ACT Helps Depression following increased psychosis
A 2015 study “Acceptance and Commitment Therapy for depression following psychosis” explored the effectiveness of ACT as a intervention for people experiencing clinically significant depression following a psychotic episode. In the study, participants were randomly assigned to either an 10-session ACT intervention tailored for psychosis or given Treatment-As-Usual. In the study participants who received ACT for psychosis intervention, compared to those who received Treatment-As-Usual, were 15 times more likely to achieve clinically significant decreases in depression scores.
To be included, patients required a diagnosis of a:
- psychotic disorder (i.e.,schizophrenia, schizoaffective disorder, schizophreniform disorder, delusional disorder, brief psychotic disorder,
psychotic disorder NOS), or
- bipolar disorder with psychotic features, or
- depressive disorder with psychotic symptoms.
The participants in the study were:
- no longer acutely unwell – few had clinically significant levels of:-
- “Positive Symptoms” – problematic thoughts (delusions) or hallucinations or
- “Negative Symptoms” – severe reduction in emotional expressiveness (blunted affect) or emotional withdrawal and
- clinically significant levels of depression.
What was the ACT for Psychosis Intervention?
The ACT for psychosis intervention incorporated the following themes:
- distinguishing between different types of experience: internal experience vs. 5-sense experience;
- recognising how we get caught up struggling to move away from suffering;
- moving towards our values;
- getting distance between us and our ‘life stories’;
- exploring how trying to control difficult mental experiences can be part of the problem rather than the solution;
- noticing that we can notice: focusing on the context in which mental experiences occur rather on the content of these experiences; and
- exploring worry thoughts associated with psychosis
This study builds on other studies that explores:
For many people, their voices are particularly harsh and critical. In general it is the tone and content of the voices that predicts the distress experienced by the individual.

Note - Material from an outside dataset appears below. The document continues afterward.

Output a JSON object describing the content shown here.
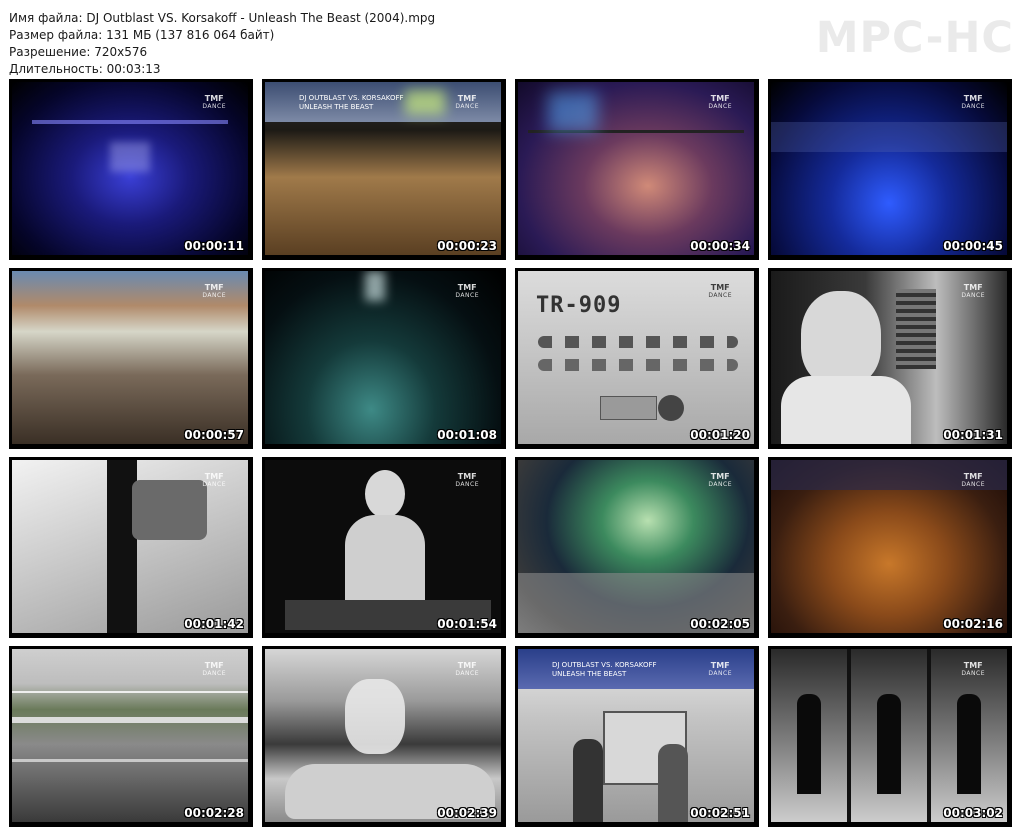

At a biological level, harsh voices are connected to the brain’s threat system. For many, as personal stress levels increase, so too does the so does the intensity of the voices and consequently the distress experienced by the individual. Compassion Focused Therapy can help by improving emotional regulation skills and applying these skills to activate the soothing system which deactivates the threat system.